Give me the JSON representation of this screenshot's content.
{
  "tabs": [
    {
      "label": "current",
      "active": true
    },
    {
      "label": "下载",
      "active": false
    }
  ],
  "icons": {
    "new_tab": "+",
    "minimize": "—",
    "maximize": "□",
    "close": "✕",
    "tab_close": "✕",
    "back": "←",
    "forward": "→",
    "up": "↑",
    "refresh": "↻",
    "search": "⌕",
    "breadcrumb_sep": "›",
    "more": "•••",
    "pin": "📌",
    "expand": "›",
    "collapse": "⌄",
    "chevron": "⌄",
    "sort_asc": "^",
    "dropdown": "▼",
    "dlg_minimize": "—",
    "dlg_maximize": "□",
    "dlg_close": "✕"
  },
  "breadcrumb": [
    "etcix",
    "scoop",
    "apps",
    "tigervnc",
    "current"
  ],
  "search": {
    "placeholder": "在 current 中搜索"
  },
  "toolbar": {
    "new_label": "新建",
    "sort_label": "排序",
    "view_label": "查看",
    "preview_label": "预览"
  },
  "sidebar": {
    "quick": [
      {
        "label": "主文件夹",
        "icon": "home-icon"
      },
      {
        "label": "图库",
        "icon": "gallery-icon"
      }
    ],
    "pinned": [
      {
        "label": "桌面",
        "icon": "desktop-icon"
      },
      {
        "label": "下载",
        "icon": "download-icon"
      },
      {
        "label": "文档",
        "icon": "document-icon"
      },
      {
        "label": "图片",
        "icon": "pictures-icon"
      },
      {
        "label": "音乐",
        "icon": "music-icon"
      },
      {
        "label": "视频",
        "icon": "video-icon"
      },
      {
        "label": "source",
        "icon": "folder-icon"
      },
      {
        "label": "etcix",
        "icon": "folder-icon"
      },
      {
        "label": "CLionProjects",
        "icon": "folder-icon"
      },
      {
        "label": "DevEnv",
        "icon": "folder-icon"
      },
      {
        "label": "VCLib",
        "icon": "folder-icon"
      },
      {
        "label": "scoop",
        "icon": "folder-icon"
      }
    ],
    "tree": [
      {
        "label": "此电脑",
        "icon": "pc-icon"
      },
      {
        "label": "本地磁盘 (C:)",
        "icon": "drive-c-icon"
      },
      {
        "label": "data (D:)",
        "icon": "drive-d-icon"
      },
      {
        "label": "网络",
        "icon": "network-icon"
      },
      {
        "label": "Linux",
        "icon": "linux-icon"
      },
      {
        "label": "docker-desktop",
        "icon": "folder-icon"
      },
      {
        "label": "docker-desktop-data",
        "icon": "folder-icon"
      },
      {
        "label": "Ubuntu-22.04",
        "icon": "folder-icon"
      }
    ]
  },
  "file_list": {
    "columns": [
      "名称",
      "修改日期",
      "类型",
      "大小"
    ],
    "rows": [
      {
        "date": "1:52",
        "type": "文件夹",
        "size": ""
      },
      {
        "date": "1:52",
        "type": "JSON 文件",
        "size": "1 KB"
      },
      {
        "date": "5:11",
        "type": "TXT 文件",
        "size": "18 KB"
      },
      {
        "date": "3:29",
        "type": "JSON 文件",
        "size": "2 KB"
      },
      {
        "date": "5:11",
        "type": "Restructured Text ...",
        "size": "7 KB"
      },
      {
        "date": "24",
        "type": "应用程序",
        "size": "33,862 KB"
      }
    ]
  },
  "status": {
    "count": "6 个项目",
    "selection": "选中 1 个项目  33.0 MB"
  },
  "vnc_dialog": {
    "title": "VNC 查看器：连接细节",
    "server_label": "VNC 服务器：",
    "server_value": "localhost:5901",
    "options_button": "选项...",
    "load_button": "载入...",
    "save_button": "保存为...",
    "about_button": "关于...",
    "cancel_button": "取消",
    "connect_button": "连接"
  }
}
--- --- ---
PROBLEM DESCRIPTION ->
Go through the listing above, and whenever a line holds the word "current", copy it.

EXERCISE RESPONSE ->
      "label": "current",
    "current"
    "placeholder": "在 current 中搜索"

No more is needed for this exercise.